Problem requirements: Make an exact copy of the records below. Include every line.

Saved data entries
+-------+

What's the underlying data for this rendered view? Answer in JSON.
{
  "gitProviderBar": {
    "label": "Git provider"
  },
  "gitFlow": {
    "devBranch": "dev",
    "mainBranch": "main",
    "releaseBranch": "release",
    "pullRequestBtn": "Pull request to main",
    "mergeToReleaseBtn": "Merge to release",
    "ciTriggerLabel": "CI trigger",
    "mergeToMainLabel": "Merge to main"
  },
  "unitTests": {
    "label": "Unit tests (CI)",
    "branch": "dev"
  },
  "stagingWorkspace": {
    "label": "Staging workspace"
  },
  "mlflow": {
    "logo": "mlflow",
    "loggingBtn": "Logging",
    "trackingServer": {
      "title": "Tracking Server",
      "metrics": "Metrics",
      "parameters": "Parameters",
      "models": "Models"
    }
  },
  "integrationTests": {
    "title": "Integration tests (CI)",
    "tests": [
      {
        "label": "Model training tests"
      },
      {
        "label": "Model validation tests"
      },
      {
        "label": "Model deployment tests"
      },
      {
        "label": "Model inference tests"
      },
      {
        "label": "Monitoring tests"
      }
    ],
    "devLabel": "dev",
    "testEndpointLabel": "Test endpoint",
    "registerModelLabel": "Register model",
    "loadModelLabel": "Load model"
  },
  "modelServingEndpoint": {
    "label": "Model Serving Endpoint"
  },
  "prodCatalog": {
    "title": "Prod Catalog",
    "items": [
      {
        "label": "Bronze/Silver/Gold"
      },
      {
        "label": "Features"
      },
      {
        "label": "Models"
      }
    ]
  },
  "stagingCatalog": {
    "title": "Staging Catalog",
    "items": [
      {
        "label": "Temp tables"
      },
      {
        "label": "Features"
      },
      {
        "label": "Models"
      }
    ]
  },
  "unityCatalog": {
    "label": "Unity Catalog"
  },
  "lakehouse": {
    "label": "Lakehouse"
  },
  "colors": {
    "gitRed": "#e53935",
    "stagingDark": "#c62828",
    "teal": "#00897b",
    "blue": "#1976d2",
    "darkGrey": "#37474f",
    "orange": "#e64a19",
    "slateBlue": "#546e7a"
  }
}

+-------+

Result:
What's the underlying data for this rendered view? Answer in JSON.
{
  "gitProviderBar": {
    "label": "Git provider"
  },
  "gitFlow": {
    "devBranch": "dev",
    "mainBranch": "main",
    "releaseBranch": "release",
    "pullRequestBtn": "Pull request to main",
    "mergeToReleaseBtn": "Merge to release",
    "ciTriggerLabel": "CI trigger",
    "mergeToMainLabel": "Merge to main"
  },
  "unitTests": {
    "label": "Unit tests (CI)",
    "branch": "dev"
  },
  "stagingWorkspace": {
    "label": "Staging workspace"
  },
  "mlflow": {
    "logo": "mlflow",
    "loggingBtn": "Logging",
    "trackingServer": {
      "title": "Tracking Server",
      "metrics": "Metrics",
      "parameters": "Parameters",
      "models": "Models"
    }
  },
  "integrationTests": {
    "title": "Integration tests (CI)",
    "tests": [
      {
        "label": "Model training tests"
      },
      {
        "label": "Model validation tests"
      },
      {
        "label": "Model deployment tests"
      },
      {
        "label": "Model inference tests"
      },
      {
        "label": "Monitoring tests"
      }
    ],
    "devLabel": "dev",
    "testEndpointLabel": "Test endpoint",
    "registerModelLabel": "Register model",
    "loadModelLabel": "Load model"
  },
  "modelServingEndpoint": {
    "label": "Model Serving Endpoint"
  },
  "prodCatalog": {
    "title": "Prod Catalog",
    "items": [
      {
        "label": "Bronze/Silver/Gold"
      },
      {
        "label": "Features"
      },
      {
        "label": "Models"
      }
    ]
  },
  "stagingCatalog": {
    "title": "Staging Catalog",
    "items": [
      {
        "label": "Temp tables"
      },
      {
        "label": "Features"
      },
      {
        "label": "Models"
      }
    ]
  },
  "unityCatalog": {
    "label": "Unity Catalog"
  },
  "lakehouse": {
    "label": "Lakehouse"
  },
  "colors": {
    "gitRed": "#e53935",
    "stagingDark": "#c62828",
    "teal": "#00897b",
    "blue": "#1976d2",
    "darkGrey": "#37474f",
    "orange": "#e64a19",
    "slateBlue": "#546e7a"
  }
}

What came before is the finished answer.